Killers of the Flower Moon is a nonfiction book by David Grann about the murders of 24 Native Americans in Osage County, Oklahoma during the 1920s. The FBI began investigating these killings in 1924 and was able to solve them with help from Tulsa law enforcement officials and Texas Rangers.
For who is this book for ?
- The author does a great job of piecing together the story and providing context.
- The book is well researched and provides a lot of detail about the murders and the investigation.
- The story is very suspenseful and keeps you engaged until the end.
- The author skips over some parts of the story which could have been elaborated on.
- The book is a little too long and could have been edited down.
- Some readers may find the details about the murders to be gruesome and disturbing.
Learn more about the author
David Grann is a staff writer at The New Yorker and the author of Killers of the Flower Moon.
“Killers of the Flower Moon is astonishing—a KILLER read that combines fascinating Osage history with true-crime investigative journalism and raconteurism. Oklahoma’s Native American victims, their families, and the white lawmen and oil barons who pursued justice are brought to life in Grann’s cinematic prose. This incredible book deserves a wide audience.”
“The Osage Murders and the Birth of the FBI is a riveting nonfiction account of greed, racism, and murder in 1920s Oklahoma. Writer David Grann does an excellent job of transporting readers to this dark period in American history, painting a vivid picture of life for the Osage Indians – who had recently become very wealthy after oil was discovered on their land – as well as law enforcement officials tasked with solving the killings. The story is full of twists and turns, and Grann’s meticulous research ensures that every detail is fascinatingly woven into the narrative.

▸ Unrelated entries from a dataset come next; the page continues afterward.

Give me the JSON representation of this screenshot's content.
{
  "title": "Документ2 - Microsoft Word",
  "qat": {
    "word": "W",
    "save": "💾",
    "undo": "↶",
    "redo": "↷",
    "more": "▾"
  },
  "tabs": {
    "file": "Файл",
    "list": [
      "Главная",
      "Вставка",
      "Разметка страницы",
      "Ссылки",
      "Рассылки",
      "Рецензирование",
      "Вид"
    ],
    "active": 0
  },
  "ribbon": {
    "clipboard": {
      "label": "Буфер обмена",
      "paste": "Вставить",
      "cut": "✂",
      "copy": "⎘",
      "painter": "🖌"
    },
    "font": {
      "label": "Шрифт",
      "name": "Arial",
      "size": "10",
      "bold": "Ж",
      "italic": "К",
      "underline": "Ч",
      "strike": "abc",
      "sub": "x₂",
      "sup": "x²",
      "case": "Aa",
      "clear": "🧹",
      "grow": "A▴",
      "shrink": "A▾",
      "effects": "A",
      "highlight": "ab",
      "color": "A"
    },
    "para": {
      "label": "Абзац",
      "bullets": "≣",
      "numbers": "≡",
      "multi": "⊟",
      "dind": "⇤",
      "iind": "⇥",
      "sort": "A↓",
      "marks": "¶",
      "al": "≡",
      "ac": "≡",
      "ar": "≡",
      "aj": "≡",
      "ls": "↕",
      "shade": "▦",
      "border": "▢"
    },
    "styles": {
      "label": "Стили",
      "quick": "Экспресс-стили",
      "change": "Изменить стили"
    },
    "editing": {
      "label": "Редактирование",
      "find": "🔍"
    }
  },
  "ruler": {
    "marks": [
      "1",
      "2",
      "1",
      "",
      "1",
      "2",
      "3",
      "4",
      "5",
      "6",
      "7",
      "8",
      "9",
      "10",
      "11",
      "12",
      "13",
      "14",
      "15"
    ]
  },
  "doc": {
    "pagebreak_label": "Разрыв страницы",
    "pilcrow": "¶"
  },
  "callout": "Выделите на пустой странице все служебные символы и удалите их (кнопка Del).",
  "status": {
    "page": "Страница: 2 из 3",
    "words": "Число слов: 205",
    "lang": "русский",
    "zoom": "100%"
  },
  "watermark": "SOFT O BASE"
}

This book makes for compulsive reading.”
“Killers of the Flower Moon is a shocking story of greed, violence and betrayal . . . Grann has crafted a gripping narrative centered on the Osage Nation murders that reads like an American murder mystery novel.”

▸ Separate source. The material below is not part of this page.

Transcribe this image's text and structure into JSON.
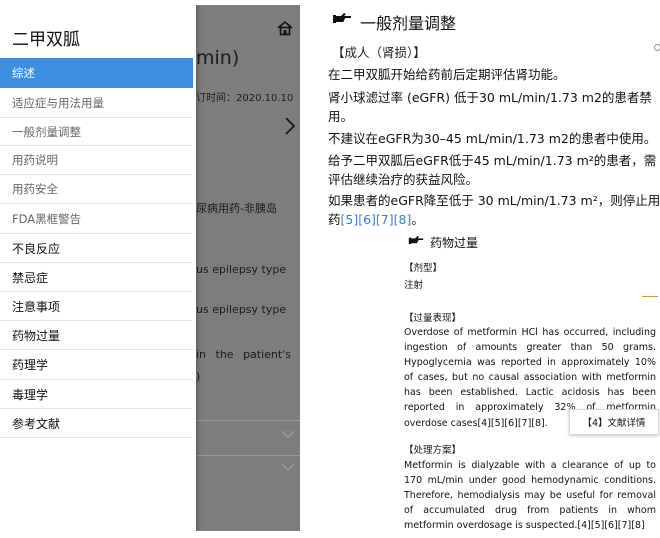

“A stellar piece of investigative journalism and a gripping murder mystery . . .”